BEGIN

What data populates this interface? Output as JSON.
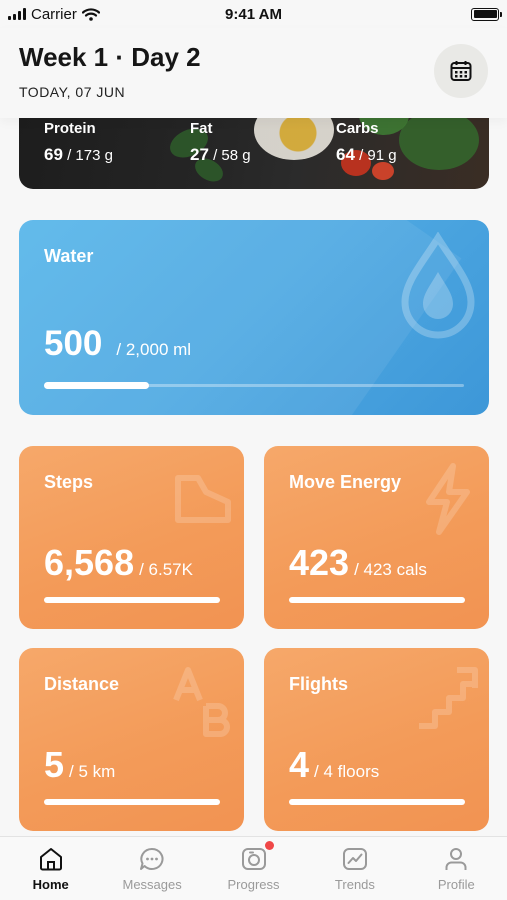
{
  "status_bar": {
    "carrier": "Carrier",
    "time": "9:41 AM"
  },
  "header": {
    "title": "Week 1 · Day 2",
    "subtitle": "TODAY, 07 JUN",
    "calendar_icon": "calendar-icon"
  },
  "macros": [
    {
      "label": "Protein",
      "value": "69",
      "target": " / 173 g"
    },
    {
      "label": "Fat",
      "value": "27",
      "target": " / 58 g"
    },
    {
      "label": "Carbs",
      "value": "64",
      "target": " / 91 g"
    }
  ],
  "water": {
    "label": "Water",
    "value": "500",
    "target": "/  2,000 ml",
    "progress": 0.25,
    "icon": "water-drop-icon"
  },
  "tiles": [
    {
      "label": "Steps",
      "value": "6,568",
      "target": "/ 6.57K",
      "progress": 1.0,
      "icon": "shoe-icon"
    },
    {
      "label": "Move Energy",
      "value": "423",
      "target": "/ 423 cals",
      "progress": 1.0,
      "icon": "lightning-icon"
    },
    {
      "label": "Distance",
      "value": "5",
      "target": "/ 5 km",
      "progress": 1.0,
      "icon": "a-to-b-icon"
    },
    {
      "label": "Flights",
      "value": "4",
      "target": "/ 4 floors",
      "progress": 1.0,
      "icon": "stairs-icon"
    }
  ],
  "tabbar": [
    {
      "label": "Home",
      "icon": "home-icon",
      "active": true
    },
    {
      "label": "Messages",
      "icon": "chat-icon",
      "active": false
    },
    {
      "label": "Progress",
      "icon": "camera-icon",
      "active": false,
      "badge": true
    },
    {
      "label": "Trends",
      "icon": "trend-icon",
      "active": false
    },
    {
      "label": "Profile",
      "icon": "profile-icon",
      "active": false
    }
  ],
  "colors": {
    "water_card": "#4fa9e2",
    "tile_orange": "#f39b59",
    "badge_red": "#f04848"
  }
}
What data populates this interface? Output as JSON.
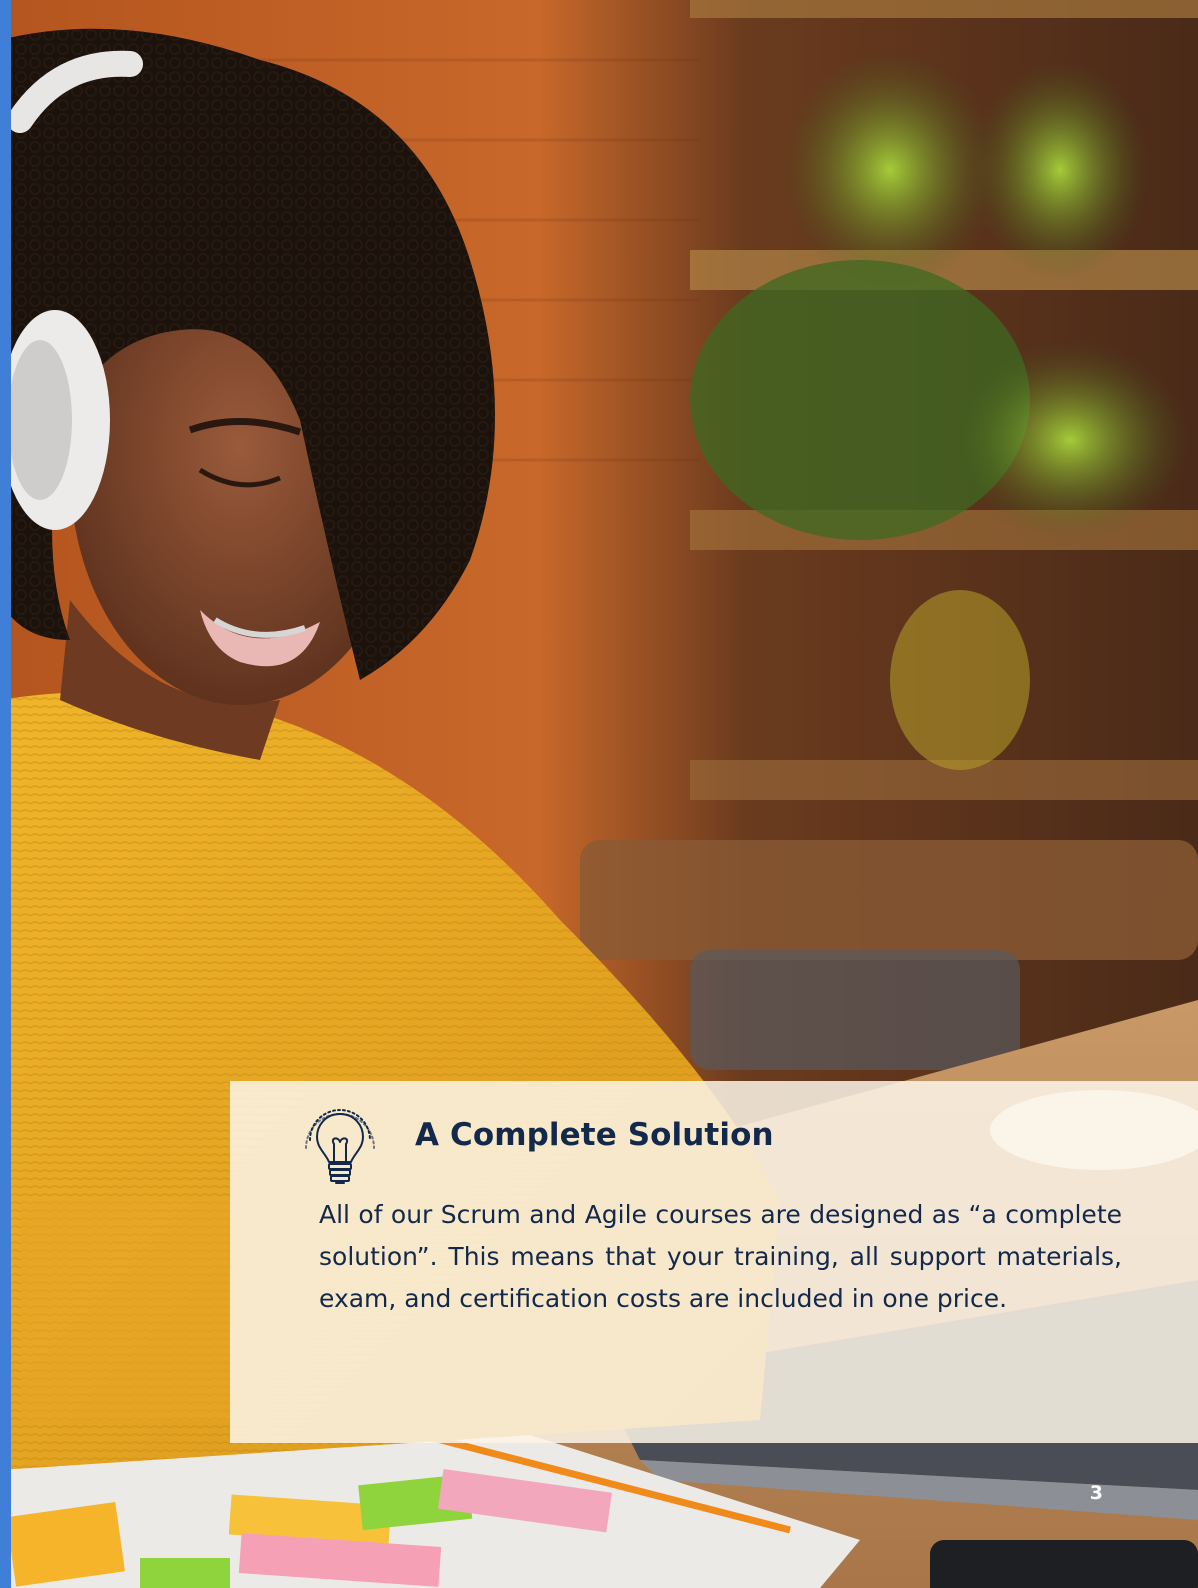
{
  "card": {
    "icon": "lightbulb-icon",
    "title": "A Complete Solution",
    "body": "All of our Scrum and Agile courses are designed as “a complete solution”. This means that your training, all support materials, exam, and certification costs are included in one price."
  },
  "page_number": "3",
  "colors": {
    "accent_stripe": "#3f7fd8",
    "title_text": "#13294b",
    "card_background": "#fcf4e8"
  }
}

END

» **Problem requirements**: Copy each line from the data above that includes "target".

» **Task response**:
      "target": " / 173 g"
      "target": " / 58 g"
      "target": " / 91 g"
    "target": "/  2,000 ml",
      "target": "/ 6.57K",
      "target": "/ 423 cals",
      "target": "/ 5 km",
      "target": "/ 4 floors",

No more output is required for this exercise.